    • NSAIDs: decrease inflammatory process
    • Low Sodium (2-3 gm) diet: Key for managing edema
    • Low to Moderate Protein diet (0.5-0.6 g/kg/day)
    • Thiazide or Loop Diuretics
  30. Nursing Interventions for Nephrotic Syndrome
    • Assessment and management of edema is most important aspect
    • Daily Weight
    • I/O
    • Measure abdominal girth daily (fluid gained or loss)
    • Cleanse edematous skin gently, avoid injury and monitor effectiveness of diuretic therapy (monitor potassium levels)
    • Patient at risk for malnutrition because of excessive protein loss – small frequent feedings (albumin & prealbumin decreased in these patients)
    • Implement measures to avoid infections
  31. Urinary Tract Calculi
    • Nephrolithiasis ( kidney stone disease more common in males)
    • May be found in various locations in the urinary tract
  32. Risk Fx of Urinary Tract Calculi
    • Abnormalities that result in increased urine levels of calcium, oxaturic acid, uric acid and citric acid
    • Warm climates that cause increased fluid loss, low urine volume and increased concentration of urine
    • Large intake of protein that increased uric acid excretion, tea or fruit juices that elevate urinary oxalate
    • Large intake of calcium
    • Low fluid intake
    • Family history, gout, renal acidosis

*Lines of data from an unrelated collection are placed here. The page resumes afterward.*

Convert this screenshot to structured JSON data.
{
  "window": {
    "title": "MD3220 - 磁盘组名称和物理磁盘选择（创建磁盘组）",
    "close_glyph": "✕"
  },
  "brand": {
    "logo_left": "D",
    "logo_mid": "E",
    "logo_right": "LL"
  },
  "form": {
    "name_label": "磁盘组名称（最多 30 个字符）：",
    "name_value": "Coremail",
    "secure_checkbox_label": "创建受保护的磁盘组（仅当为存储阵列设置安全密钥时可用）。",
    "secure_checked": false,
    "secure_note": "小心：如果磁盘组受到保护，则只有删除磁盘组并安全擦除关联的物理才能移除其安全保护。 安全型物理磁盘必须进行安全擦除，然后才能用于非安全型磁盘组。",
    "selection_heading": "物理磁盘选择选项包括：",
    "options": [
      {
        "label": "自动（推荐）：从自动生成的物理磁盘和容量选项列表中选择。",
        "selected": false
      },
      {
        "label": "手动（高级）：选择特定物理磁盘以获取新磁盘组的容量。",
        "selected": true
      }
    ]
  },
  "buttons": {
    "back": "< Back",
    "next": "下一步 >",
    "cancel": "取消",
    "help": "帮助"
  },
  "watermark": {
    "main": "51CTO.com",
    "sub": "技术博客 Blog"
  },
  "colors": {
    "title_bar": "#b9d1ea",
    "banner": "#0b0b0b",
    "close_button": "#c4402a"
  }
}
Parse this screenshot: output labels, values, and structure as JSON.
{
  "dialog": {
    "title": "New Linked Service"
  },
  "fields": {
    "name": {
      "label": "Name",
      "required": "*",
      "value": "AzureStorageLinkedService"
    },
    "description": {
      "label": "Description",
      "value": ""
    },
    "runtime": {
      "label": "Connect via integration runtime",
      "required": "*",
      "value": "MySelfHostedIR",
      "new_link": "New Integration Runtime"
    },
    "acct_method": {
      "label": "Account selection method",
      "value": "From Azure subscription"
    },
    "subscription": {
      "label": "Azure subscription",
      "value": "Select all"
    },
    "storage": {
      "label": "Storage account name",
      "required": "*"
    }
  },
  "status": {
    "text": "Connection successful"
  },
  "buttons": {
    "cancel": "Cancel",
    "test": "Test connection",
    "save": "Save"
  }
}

    • Sedentary occupation, immobility
  33. Causes of Urinary Tract Calculi
    • Calcium Phosphate
    • Calcium Oxalate
    • Uric Acid
    • Cystine
    • Struvite (magnesium ammonium phosphate)
    • Stone composition may be mixed although calcium stones are the most common
  34. Symptoms of Urinary Tract Calculi
    • Symptoms occur when urinary flow is obstructed
    • Symptoms: abdominal or flank pain hematuria and renal colic (occurs in response to increased ureteral peristalsis in response to the passage of small stones along ureter (spasmodic pain)
  35. Diagnosis of Urinary Tract Calculi
    • Urinalysis
    • Urine culture
    • CT Scan: differentiate nonopaque stone from tumor
    • IVP (Intravenous Pyelogram): localize the degree and site of obstruction or to confirm presence of a radiolucent stone; should NOT be performed on pt w/ renal failure
    • Ultrasound
    • Cystoscopy
  36. Treatment of Urinary Tract Calculi
    • Manage acute attack- most pass spontaneosly; >4 mm unlikely to pass
    • Manage symptoms of:
    • Pain
    • Infection
    • F/E balance/hydration to avoid hydration
    • Evaluation of cause of stones
  37. Cystoscopy
    done to remove small stones from the bladder
  38. Cystoscopic lithotripsy
    used for large stones – stones are pulverized prior to removal
  39. Flexible ureteroscopes
    used to remove stones from renal pelvis and upper urinary tract
  40. Percutaneous nephrolithotomy
    nephroscope inserted through sinus tract from the skin into the kidney pelvis – stones can also be fragmented prior to removal (minor surgical procedure)
  41. Lithotripsy
    • Eliminates stones from the urinary tract.
    • Various types of lithotripsy procedures
    • Some required anesthesia
    • Hematuria is common after lithotripsy procedures
    • Some require the placement of a self retaining ureteral stent which is generally removed within 2 weeks
  42. Nutritional Therapy for pt w/ Urinary Tract Calculi
    • Adequate fluids to avoid dehydration
    • Excessive fluid intake has not been shown to facilitate spontaneous passage and may increase the pain or renal colic
    • Following an episode of urolithiasis, a high fluid intake ( 3000 ml/day) is recommended to produce a urine output of at least 2L/day)
    • Avoid high intake of colas, coffee and tea
    • High calcium intake may lower the risk of reducing urinary excretion of oxalate, a common factor in many stones
    • Low sodium diet is recommended to decrease calcium excretion in the urine
  43. Cause of Stone Formation helps determine dietary interventions
    • Purine rich foods: sardines, herring, mussels, liver, kidney, goose, venison, meat soups, sweetbreads.
    • Moderate: most meats, salmon, crab, veal
    • Calcium: Dairy products, lentils, fish with ones, dried fruits, nuts, chocolate
    • Oxalate: spinach, asparagus, cabbage, tomatoes, beets, nuts chocolate, cocoa, tea

What would you like to do?

Home > Flashcards > Print Preview